What made you mad last week?
In the past week, how many times were you upset by something? What action did you take? Complain to the neighbors, make a snide remark to a co-worker, post it on a list or email a group? Did you just gossip or did you try to make it into a positive experience? They say we complain to ten people for every one compliment about a product or service.
Did you call the manager of the company, write the company president, email a suggestion for improvement? Probably not. You were upset but not enough to take action. Or you thought you’d be perceived as a whiner. Or that nobody would do anything because you’re nobody special.
Complaints are Compliments
People don’t complain because they don’t like you. They point out faults and know you can do better. They have expectations of your product, your service, your reputation and you’ve let them down. They complain because they’re disappointed - they like you and want you to succeed.
Look back on your history of lost clients. Was it because they complained or did they just slip quietly away. It was the final straw - once too often that the invoice was wrong, the shipment was late, the product was incomplete, the salesman couldn’t solve a problem, the repair person never showed. Etc.
It’s one thing to have complaints come into your office and have them solved. It’s quite anther when the complainant shows up at your exhibit. So, when you’re on the trade show floor, and folks show up with complaints, welcome them. This is an opportunity to gather market intelligence, find out what’s really happening with your product and service and keep a client.
Here are 7 Tips to turn complaints into positive action.
1. Be Prepared
If you know about problems with product, shipping or sales staff, you should expect some negative comments or direct complaints. Don’t pretend to be surprised. Decide before the show how these complaints will be acknowledged. You can’t hide from problems - surely you’ve made a recall, rebate, replacement or other adjustment.
2. Make Sure Everyone Knows
Perhaps there were problems resolved at a managerial or division level. But your booth staff is composed of people from all levels and areas. Everyone needs to know of potential problems that might come up. There should be no secrets. Secrets leak out and become gossip. Gossip can be deadly.
3. Control the Conversation
The meeting will generally start pleasantly and then get to the complaint. Sometimes you’ll have a rowdy visitor. In either case, move to the side, or out of the booth, or best yet, set an appointment to resolve it off the floor. This is a problem between your firm and one customer - don’t make it part of trade show folklore.
4. Listen Carefully

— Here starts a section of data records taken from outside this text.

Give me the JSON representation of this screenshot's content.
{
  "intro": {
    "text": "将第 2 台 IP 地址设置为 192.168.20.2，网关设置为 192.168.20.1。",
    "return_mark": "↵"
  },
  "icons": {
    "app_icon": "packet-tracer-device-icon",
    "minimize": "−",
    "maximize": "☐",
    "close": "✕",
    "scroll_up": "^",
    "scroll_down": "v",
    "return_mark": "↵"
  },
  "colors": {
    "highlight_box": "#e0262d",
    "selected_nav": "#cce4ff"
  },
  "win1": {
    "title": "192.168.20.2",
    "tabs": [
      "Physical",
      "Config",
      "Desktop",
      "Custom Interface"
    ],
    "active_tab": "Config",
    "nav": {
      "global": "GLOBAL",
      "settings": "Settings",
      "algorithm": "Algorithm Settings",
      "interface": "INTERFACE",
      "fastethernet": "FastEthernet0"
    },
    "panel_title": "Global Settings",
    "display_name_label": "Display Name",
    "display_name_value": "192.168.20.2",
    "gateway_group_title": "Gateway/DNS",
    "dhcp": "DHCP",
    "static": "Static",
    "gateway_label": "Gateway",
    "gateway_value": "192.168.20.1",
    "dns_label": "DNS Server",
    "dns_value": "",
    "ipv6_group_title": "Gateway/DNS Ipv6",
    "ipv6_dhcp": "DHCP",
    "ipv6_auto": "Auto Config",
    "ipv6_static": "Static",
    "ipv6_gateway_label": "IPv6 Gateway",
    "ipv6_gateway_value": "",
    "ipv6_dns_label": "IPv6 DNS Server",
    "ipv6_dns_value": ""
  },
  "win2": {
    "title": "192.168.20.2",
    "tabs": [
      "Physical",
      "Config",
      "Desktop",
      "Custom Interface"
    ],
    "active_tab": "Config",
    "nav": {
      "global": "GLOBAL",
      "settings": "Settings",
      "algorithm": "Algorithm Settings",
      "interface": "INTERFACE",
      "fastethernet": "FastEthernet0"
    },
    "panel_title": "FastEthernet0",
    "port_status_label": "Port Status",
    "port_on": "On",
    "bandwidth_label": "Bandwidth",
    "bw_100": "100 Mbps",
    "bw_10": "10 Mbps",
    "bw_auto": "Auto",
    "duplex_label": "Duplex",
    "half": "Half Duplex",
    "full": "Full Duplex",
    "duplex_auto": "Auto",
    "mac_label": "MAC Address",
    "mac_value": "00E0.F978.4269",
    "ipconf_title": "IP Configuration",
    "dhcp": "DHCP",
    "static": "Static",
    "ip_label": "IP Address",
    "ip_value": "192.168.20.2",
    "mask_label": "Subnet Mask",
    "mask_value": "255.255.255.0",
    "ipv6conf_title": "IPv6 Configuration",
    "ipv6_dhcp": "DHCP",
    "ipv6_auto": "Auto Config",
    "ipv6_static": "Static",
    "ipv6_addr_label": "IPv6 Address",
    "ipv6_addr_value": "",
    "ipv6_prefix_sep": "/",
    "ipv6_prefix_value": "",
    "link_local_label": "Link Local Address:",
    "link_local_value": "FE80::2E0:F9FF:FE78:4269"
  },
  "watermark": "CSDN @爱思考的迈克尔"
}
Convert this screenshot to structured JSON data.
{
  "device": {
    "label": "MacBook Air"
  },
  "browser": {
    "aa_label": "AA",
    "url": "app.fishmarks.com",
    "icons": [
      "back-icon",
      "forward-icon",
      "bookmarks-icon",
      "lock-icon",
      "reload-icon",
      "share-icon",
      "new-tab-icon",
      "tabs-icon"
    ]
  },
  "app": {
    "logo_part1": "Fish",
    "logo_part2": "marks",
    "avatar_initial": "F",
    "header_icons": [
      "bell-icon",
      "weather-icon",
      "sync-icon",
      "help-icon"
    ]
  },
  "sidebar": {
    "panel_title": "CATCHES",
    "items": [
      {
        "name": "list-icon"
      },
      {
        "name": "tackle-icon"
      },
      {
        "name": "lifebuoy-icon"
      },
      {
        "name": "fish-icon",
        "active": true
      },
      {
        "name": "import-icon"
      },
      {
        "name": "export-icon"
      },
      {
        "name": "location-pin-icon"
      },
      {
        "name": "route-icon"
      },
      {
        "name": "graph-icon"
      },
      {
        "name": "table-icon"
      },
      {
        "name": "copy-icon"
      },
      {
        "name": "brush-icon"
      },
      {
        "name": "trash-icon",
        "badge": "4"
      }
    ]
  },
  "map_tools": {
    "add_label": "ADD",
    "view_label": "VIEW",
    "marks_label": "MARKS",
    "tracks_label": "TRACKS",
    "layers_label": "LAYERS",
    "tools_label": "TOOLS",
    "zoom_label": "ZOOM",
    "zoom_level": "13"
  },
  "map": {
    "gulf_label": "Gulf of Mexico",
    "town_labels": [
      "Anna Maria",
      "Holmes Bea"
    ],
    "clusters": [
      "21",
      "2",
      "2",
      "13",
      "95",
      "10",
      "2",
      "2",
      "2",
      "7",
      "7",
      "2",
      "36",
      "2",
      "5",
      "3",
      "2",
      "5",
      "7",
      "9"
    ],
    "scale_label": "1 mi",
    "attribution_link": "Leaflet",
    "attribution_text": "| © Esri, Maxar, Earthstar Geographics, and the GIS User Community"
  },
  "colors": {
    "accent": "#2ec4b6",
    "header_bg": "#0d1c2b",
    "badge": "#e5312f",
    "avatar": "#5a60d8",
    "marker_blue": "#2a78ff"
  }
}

Make sure you understand what the problem really is. Is it a specific complaint about one shipping disaster, or a general blast about your shipping carrier? Resolve the first with the customer. Report the second, find out if it’s widespread and fix it. You can’t afford to lose business because of middlemen you can’t control.
5. Write It Down
Ask the complaintant if you may make written notes as you speak Say you want to make sure you have all the details. Review them after the encounter. If the person is upset that you are taking notes - stop, and put the notes aside until he leaves. NEVER make people fill out forms. That shows you anticipated a problem but didn't try to reach out to clients. They took the initiative and found you on their own at the show.
6. Appoint an Arbitrator.
There has to be one final authority from your firm in the booth at all times. This is the person who has the authority to resolve the problem on the spot, to pass it to the right level and to calm the complainers. Don’t make them fill out forms. Trade shows are fast paced - they want a decision now. More critically, they want to know that their input is valuable to you. Acknowledge and thank them for their valuable assistance in making your business a success.
7. Out of the Blue.
Sometimes, there will be a problem that’s a complete surprise. Often it’s a staffing problem - a rude sales person, a question of misappropriated funds, an unknown side deal, an executive with an addition. This is not gossip. It’s unconfirmed information in tricky territory which must be treated with utmost confidentiality. It’s critical to get the correct information and pass it along discretely to the proper persons within your firm.
Remember, a complaint really is a compliment.
Enjoy your next show!
Julia O'Connor - Speaker, Author, Consultant - is an expert in the psychology of the trade show environment. She understands that one bad experience by a client can explode into a confrontation on the show floor. Helping her clients in knowing traps on the show floor.
http://www.TradeShowTraining.com - 800-355-3910